Your answer must consist of every line from the data below that includes the word "JSON".

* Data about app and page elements
○ ○ ○ ○ ○ ○ ○
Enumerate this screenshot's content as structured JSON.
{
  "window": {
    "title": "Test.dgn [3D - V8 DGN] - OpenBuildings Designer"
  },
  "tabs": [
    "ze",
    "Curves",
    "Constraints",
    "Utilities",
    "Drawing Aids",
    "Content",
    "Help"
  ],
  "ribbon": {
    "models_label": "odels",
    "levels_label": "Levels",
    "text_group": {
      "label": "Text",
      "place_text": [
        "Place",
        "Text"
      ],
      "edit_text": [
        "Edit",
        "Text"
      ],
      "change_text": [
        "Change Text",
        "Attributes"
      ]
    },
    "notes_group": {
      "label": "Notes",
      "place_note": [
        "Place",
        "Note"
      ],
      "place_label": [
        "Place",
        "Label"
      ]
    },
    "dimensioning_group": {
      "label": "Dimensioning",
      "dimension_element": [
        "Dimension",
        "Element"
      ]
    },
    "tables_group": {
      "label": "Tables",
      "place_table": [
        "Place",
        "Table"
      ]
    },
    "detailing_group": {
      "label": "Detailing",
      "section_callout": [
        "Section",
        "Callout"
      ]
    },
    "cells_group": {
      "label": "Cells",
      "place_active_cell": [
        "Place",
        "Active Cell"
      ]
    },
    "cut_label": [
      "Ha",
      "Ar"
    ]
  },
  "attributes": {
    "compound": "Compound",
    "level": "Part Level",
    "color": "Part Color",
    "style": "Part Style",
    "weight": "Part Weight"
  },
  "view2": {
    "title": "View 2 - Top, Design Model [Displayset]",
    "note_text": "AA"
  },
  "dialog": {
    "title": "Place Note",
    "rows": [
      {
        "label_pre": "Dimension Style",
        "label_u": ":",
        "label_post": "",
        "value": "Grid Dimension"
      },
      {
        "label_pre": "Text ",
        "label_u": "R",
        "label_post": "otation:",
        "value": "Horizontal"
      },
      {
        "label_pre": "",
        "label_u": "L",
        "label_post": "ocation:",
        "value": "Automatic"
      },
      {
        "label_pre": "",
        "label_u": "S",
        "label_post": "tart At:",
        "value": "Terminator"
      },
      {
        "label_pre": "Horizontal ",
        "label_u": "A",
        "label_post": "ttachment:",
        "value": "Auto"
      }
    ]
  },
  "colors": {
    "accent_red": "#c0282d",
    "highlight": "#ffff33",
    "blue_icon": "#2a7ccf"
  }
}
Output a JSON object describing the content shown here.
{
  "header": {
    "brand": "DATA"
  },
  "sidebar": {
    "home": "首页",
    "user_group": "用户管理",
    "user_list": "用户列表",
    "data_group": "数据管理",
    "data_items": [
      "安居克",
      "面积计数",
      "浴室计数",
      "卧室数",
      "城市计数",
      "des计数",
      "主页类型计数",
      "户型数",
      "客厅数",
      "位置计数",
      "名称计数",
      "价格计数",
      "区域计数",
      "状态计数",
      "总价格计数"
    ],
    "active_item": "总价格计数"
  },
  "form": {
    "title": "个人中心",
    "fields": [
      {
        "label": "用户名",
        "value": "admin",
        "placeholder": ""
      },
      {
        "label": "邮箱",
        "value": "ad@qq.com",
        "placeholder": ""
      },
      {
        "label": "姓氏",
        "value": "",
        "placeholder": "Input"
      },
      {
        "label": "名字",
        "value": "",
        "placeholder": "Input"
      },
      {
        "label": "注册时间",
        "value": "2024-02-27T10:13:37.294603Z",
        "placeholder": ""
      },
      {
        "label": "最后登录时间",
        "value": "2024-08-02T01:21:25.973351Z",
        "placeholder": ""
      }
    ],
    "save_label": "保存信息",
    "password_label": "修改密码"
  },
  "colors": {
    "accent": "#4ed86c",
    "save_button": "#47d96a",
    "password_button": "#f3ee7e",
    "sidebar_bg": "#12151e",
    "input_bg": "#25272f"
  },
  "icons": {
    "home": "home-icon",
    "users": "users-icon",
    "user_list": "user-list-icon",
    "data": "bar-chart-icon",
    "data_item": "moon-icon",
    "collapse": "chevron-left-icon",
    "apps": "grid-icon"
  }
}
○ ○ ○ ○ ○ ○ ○
* Answer to this problem
Enumerate this screenshot's content as structured JSON.
Output a JSON object describing the content shown here.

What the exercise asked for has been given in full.